### Data for the task
────────────────────────────────────────
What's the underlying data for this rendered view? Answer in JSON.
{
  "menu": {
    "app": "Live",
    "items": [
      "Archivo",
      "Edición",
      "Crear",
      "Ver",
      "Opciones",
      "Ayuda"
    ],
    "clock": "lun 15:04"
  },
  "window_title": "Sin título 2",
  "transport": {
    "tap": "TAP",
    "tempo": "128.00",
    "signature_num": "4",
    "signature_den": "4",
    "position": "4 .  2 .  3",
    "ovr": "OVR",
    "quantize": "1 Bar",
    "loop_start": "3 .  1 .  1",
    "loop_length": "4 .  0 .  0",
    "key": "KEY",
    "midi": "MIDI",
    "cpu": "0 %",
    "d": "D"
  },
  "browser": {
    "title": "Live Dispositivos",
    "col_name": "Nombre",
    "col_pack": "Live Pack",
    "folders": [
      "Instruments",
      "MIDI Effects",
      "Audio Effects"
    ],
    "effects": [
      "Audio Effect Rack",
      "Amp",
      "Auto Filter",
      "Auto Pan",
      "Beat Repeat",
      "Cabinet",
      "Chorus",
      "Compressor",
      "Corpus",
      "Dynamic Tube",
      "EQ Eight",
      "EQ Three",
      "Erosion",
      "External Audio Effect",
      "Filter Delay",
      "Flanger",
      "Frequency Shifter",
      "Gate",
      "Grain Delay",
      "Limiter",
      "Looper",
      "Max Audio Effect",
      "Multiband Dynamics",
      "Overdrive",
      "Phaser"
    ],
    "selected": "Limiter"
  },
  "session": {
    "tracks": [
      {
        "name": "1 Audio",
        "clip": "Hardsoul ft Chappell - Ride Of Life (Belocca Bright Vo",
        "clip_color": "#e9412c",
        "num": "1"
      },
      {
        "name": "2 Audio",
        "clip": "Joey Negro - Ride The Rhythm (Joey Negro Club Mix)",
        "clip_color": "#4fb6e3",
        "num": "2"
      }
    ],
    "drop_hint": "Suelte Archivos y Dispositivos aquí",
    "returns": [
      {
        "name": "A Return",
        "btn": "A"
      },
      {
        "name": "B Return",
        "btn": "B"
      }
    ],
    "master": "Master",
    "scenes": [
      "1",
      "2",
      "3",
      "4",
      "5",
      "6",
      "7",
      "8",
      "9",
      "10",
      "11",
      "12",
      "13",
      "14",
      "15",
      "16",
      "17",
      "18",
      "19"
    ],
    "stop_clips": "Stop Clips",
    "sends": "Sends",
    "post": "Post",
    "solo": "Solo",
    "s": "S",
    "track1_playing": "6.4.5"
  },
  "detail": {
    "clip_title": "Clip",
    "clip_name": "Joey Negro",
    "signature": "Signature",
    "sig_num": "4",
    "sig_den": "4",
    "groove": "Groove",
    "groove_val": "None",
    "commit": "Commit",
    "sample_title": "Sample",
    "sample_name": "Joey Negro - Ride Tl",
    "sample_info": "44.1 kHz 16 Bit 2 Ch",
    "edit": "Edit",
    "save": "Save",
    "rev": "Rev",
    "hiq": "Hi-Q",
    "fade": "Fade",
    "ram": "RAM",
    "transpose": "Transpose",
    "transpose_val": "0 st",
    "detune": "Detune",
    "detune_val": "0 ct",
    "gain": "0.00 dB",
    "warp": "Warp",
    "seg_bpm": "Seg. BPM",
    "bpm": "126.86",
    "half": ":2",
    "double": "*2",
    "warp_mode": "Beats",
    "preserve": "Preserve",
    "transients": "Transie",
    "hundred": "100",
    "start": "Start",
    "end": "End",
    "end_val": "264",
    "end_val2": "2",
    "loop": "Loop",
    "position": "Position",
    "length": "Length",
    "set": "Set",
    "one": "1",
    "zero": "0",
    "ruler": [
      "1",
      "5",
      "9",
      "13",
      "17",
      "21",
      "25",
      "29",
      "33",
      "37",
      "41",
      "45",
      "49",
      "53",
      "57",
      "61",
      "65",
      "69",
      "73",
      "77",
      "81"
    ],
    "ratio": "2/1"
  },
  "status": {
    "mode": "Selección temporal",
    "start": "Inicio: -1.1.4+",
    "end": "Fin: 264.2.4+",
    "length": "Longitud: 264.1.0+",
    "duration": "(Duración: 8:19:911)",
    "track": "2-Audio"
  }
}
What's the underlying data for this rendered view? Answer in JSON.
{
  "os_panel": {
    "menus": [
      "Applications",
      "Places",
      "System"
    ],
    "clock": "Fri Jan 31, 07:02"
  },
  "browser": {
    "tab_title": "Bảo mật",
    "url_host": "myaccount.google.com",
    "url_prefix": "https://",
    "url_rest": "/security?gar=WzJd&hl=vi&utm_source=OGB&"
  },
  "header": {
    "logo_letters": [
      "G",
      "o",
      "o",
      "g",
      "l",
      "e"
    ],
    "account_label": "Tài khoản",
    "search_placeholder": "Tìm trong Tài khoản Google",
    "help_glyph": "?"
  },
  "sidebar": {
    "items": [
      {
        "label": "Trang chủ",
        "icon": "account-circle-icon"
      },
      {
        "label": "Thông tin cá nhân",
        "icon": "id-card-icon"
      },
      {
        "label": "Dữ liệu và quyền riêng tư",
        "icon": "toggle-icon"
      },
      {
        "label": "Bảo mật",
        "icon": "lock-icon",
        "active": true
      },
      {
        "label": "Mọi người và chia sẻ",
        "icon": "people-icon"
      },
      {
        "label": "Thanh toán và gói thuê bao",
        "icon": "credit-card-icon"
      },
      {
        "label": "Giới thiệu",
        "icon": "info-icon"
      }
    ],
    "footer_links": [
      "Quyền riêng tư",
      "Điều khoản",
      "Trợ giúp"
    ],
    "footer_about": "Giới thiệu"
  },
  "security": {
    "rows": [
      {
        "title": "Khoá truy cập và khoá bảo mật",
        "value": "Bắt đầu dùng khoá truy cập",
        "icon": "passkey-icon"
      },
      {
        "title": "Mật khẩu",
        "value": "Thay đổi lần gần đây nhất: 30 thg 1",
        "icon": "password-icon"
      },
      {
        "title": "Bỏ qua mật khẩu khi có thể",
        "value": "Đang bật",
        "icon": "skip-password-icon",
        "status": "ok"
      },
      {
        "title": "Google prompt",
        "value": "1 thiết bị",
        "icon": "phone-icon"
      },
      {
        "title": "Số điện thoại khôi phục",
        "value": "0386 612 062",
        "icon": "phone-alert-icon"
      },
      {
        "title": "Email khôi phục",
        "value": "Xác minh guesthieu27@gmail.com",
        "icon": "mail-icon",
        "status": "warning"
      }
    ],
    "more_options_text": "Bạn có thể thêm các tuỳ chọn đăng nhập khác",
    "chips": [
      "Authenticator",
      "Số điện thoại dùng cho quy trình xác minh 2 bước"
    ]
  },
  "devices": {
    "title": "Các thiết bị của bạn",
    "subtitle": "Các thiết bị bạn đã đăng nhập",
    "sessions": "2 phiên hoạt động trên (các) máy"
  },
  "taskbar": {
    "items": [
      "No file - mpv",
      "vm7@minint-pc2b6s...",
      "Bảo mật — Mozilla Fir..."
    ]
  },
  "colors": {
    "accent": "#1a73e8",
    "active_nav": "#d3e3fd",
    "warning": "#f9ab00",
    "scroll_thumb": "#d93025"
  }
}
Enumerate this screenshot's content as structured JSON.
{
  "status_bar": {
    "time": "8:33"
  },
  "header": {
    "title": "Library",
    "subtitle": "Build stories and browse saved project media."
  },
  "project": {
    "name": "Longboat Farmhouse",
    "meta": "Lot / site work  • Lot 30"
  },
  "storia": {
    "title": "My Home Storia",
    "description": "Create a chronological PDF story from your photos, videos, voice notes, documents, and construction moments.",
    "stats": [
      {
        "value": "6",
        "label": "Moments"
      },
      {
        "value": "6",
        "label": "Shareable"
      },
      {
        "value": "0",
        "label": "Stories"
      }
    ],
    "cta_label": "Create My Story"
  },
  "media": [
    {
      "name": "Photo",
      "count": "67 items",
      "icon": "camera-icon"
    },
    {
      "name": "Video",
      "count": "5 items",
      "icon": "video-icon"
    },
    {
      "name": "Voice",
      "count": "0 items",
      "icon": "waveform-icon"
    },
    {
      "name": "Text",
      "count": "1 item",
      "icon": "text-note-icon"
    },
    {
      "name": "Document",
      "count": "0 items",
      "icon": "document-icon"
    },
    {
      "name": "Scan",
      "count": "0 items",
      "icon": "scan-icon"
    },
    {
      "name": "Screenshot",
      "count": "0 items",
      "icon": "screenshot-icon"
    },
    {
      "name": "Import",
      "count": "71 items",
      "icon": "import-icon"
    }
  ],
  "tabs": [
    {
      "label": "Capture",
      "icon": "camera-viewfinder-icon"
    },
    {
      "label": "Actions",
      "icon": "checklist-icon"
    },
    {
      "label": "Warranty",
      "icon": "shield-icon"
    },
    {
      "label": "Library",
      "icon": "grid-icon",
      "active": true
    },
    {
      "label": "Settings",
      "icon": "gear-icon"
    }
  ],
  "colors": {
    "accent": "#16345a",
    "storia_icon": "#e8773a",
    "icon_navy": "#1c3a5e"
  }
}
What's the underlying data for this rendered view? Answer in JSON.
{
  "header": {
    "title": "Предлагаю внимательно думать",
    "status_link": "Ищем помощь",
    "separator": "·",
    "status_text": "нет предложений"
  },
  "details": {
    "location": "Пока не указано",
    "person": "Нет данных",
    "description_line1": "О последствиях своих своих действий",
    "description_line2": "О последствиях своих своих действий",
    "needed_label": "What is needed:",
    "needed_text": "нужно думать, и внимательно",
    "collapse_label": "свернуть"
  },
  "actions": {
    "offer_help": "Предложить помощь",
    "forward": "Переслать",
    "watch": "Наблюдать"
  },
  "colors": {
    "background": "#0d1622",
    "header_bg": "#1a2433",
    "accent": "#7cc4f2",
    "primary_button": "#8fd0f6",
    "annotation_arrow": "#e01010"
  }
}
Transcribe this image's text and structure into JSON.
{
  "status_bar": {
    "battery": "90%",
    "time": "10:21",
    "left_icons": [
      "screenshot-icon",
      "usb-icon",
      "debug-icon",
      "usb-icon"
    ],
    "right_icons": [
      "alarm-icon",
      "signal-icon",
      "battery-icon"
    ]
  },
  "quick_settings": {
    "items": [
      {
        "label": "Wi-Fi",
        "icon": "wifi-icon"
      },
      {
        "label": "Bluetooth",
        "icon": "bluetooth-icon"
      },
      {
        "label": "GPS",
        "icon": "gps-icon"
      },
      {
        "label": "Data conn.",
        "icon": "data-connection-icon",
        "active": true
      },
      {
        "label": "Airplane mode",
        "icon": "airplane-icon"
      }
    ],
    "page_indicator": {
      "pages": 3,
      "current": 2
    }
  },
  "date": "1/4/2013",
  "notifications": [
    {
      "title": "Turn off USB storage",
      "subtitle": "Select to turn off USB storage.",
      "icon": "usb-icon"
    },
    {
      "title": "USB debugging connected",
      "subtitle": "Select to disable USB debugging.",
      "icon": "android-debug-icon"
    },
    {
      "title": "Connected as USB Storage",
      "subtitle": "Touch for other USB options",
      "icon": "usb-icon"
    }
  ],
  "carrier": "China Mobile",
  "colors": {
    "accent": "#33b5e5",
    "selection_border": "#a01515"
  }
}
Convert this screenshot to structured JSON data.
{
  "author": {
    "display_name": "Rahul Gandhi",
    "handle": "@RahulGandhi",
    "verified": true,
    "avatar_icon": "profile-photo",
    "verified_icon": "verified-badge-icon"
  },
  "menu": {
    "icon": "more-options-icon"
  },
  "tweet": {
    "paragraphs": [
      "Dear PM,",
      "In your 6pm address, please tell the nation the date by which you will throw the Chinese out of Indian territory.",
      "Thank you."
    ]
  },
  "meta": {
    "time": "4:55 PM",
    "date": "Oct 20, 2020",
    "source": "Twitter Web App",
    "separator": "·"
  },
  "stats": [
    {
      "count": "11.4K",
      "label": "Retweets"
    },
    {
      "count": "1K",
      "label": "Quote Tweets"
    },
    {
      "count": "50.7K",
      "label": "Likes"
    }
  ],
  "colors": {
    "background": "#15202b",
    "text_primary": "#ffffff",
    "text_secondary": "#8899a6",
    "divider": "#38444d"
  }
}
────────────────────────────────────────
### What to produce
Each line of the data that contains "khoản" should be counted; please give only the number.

### Answer for the task
3